You’ll see a client ID and secret – stash those as we’ll need to drop them into the openidc config file. Click “OK” and we’re ready to set up the web server.

Setting Up Apache HTTPD to use mod_auth_openidc

Clone the mod_auth_openidc repo (https://github.com/zmartzone/mod_auth_openidc.git) – I made one change to the Dockerfile. I’ve seen general guidance that using ENV to set DEBIAN_FRONTEND to noninteractive is not ideal, so I replaced that line with the transient form of the directive:

ARG DEBIAN_FRONTEND=noninteractive

I also changed the index.php file to

RUN echo "<html><head><title>Sample OAUTH Site</title><head><body><?php print $_SERVER['OIDC_CLAIM_email'] ; ?><pre><?php print_r(array_map(\"htmlentities\", apache_request_headers())); ?></pre><a href=\"/protected/?logout=https%3A%2F%2Fwww.rushworth.us%2Floggedout.html\">Logout</a></body></html>" > /var/www/html/protected/index.php

Build an image:

docker build -t openidc:latest .

Create an openidc.conf file on your file system. We’ll bind this file into the container so our config is in place instead of the default one. In my example, I have created “/opt/openidc.conf”. File content included below (although you’ll need to use your client ID and secret and your hostname). I’ve added a few claims so we have access to the name and email address (email address is the logon ID)

Then run a container using the image. My sandbox is fronted by a reverse proxy, so the port used doesn’t have to be well known.

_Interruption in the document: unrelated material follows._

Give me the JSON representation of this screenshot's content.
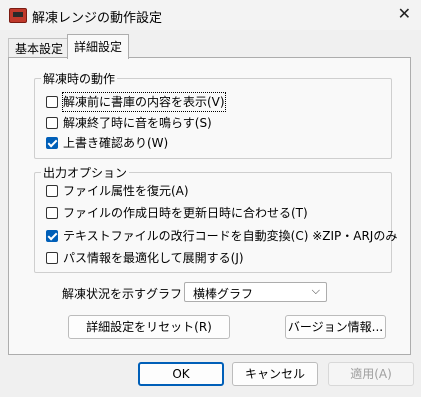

docker run --name openidc -p 7443:443 -v /opt/openidc.conf:/etc/apache2/conf-available/openidc.conf -it openidc /bin/bash -c "source /etc/apache2/envvars && valgrind --leak-check=full /usr/sbin/apache2 -X"

* In my case, the docker host is not publicly available. I’ve also added the following lines to the reverse proxy at www.rushworth.us

ProxyPass /protected https://docker.rushworth.us:7443/protected
ProxyPassReverse /protected https://docker.rushworth.us:7443/protected

Access https://www.rushworth.us/protected/index.php (I haven’t published my app for Google’s review, so it’s locked down to use by registered accounts only … at this time, that’s only my ID. I can register others too.) You’ll be bounced over to Google to provide authentication, then handed back to my web server.

We can then use the OIDC_CLAIM_email — $_SERVER[‘OIDC_CLAIM_email’] – to continue in-application authorization steps (if needed).

openidc.conf content:

LogLevel auth_openidc:debug

LoadModule auth_openidc_module /usr/lib/apache2/modules/mod_auth_openidc.so

OIDCSSLValidateServer On

OIDCProviderMetadataURL https://accounts.google.com/.well-known/openid-configuration
OIDCClientID uuid-thing.apps.googleusercontent.com
OIDCClientSecret uuid-thingU4W

OIDCCryptoPassphrase S0m3S3cr3tPhrA53
OIDCRedirectURI https://www.rushworth.us/protected
OIDCAuthNHeader X-LJR-AuthedUser
OIDCScope "openid email profile"

<Location /protected>
     AuthType openid-connect
     Require valid-user
</Location>

OIDCOAuthSSLValidateServer On
OIDCOAuthRemoteUserClaim Username